Orion: Dino Horde Controversy – Let The Battle Begin

Orion Dino Beatdown
All hell has broken loose the moment Spiral Game Studios decided to release its next dino game, Orion: Dino Horde. A lot of gamers claimed that Spiral Game Studios released Dino Horde as a new game in order to avoid the ‘below-average’ score of its previous title, Orion: Dino Beatdown. In other words, most PC gamers felt cheated by Spiral’s attempt. Were they wrong or right? Let’s discuss this topic, shall we?
First things first, Orion: Dino Beatdown had an awful launch and as a result of that, it suffered from some really low scores. Spiral Game Studios has been working on an improved version of it; an update that is also a sequel to it, that is given for free to all existing owners of Dino Beatdown.
Sounds great, right? Well, it is. After all, those who were disappointed with the initial version of Dino Beatdown are getting new stuff for free. However, a lot of people think that Dino Horde is quite similar to Dino Beatdown, and that’s why it should had not been advertised or promoted as a new game.
Now that’s a great argument. Who would like to play an updated version of a previously released game, right? Ah, yes. Most people will agree with us. So, given the fact that you agreed on that argument, how come people do not criticize the latest Assassin’s Creed games? Why are people not reviewing with a ‘0’ score PES 2013, a soccer game that had the same engine, albeit a tweaked gameplay that could have been easily implemented to PES 2012 via a patch? Why are people not bashing all those publishers/developers that are milking their franchises?
As Prassel told Eurogamer, Dino Horde has six more dinosaurs, four more game modes, nearly 50 more achievements and over 20 more weapons and gear than Beatdown had. Not only that, but Dino Horde sports a new graphics engine, new animations and new netcode.
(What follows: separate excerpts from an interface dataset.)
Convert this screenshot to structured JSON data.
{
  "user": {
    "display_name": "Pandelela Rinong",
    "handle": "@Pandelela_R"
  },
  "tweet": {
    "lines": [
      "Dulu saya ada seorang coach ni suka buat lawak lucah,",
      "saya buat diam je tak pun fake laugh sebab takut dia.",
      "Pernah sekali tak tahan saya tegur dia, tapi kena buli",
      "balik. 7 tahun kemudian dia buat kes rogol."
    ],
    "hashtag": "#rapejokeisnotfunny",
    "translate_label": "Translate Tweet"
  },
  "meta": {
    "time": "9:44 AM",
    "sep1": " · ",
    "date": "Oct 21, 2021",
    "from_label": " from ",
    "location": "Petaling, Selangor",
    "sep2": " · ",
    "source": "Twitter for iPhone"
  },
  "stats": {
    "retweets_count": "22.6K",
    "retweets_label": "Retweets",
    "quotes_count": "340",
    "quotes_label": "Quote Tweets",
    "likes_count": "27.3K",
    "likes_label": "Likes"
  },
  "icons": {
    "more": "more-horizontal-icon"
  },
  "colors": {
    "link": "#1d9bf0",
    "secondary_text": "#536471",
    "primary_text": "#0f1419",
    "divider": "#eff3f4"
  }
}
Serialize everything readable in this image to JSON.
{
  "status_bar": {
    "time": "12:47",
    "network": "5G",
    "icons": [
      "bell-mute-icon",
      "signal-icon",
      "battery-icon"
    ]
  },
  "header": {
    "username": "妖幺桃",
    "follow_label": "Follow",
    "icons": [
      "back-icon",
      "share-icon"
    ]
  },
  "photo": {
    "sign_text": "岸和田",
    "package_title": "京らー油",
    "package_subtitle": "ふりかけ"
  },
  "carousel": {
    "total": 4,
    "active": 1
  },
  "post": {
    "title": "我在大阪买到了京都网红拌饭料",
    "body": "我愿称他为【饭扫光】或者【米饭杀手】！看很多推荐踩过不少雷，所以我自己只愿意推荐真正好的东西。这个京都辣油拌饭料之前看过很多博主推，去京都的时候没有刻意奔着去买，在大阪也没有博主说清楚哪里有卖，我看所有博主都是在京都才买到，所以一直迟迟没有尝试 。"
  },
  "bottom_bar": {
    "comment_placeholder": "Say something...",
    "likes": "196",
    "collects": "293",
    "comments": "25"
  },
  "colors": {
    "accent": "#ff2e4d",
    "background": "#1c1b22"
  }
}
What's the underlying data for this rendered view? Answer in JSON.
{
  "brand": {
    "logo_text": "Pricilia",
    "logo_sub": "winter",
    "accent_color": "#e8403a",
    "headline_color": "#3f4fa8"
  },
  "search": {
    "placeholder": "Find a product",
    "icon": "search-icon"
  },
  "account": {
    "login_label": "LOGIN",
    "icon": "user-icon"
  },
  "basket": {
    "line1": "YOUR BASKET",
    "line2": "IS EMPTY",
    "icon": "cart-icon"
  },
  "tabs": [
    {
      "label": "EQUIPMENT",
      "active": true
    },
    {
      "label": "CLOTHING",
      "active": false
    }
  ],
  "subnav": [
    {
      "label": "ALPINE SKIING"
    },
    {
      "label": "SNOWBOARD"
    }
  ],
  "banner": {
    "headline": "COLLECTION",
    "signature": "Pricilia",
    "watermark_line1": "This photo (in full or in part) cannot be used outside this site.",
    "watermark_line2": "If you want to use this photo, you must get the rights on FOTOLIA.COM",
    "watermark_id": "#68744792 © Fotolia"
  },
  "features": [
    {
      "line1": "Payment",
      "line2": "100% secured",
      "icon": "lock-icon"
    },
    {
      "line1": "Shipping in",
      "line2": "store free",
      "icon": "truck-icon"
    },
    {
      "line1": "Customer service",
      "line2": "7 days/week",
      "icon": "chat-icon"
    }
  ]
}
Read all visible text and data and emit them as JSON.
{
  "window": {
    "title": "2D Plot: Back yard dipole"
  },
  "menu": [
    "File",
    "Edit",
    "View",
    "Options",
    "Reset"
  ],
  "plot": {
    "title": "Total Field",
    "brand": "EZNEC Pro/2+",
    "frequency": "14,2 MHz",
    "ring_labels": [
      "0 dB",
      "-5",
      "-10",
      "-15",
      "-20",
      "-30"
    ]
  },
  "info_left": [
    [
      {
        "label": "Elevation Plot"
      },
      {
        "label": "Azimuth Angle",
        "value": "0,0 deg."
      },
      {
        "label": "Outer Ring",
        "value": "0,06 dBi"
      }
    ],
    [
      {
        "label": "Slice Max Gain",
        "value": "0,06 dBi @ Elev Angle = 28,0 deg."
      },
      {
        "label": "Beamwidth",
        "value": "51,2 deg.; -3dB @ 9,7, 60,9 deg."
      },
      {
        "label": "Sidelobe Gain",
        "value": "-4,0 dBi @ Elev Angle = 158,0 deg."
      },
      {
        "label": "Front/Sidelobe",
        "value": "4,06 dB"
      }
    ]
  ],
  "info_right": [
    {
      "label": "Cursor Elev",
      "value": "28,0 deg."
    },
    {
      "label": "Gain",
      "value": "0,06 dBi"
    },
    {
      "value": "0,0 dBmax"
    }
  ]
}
In other words, it’s a sequel similar to what we’ve been getting from all other studios these days.
You see, it’s easy to bash indie or small teams. And it’s easy because you can damage them. You can destroy them. You can WIN. And most people feel satisfied with that accomplishment. They do not care about the fact that a game was given for free to existing customers. They do not care for the people that worked on this. They do not care if other, triple-A companies are doing the same thing. No, indie devs can be easily taken down.
Make no mistake, Spiral Game Studios has done some mistakes too. The company deleted some threads on Steam, and that drove crazy a lot of gamers. Spiral Game Studios has been also criticized for prior mistakes, mistakes that have been addressed (like using assets from Primal Carnage).
However, do we have the right to bash an indie team and not the entire industry for offering sequels that are mere upgrades of their predecessors? And if we do so, why are we targeting only those small teams? Where are those demands when triple-A teams offer underwhelming sequels that are overpriced?

John Papadopoulos

John is the founder and Editor in Chief at DSOGaming. He is a PC gaming fan and highly supports the modding and indie communities.Before creating DSOGaming, John worked on numerous gaming websites. While he is a die-hard PC gamer, his gaming roots can be found on consoles. John loved - and still does - the 16-bit consoles, and considers SNES to be one of the best consoles. Still, the PC platform won him over consoles. That was mainly due to 3DFX and its iconic dedicated 3D accelerator graphics card, Voodoo 2. John has also written a higher degree thesis on the "The Evolution of PC graphics cards." Contact: Email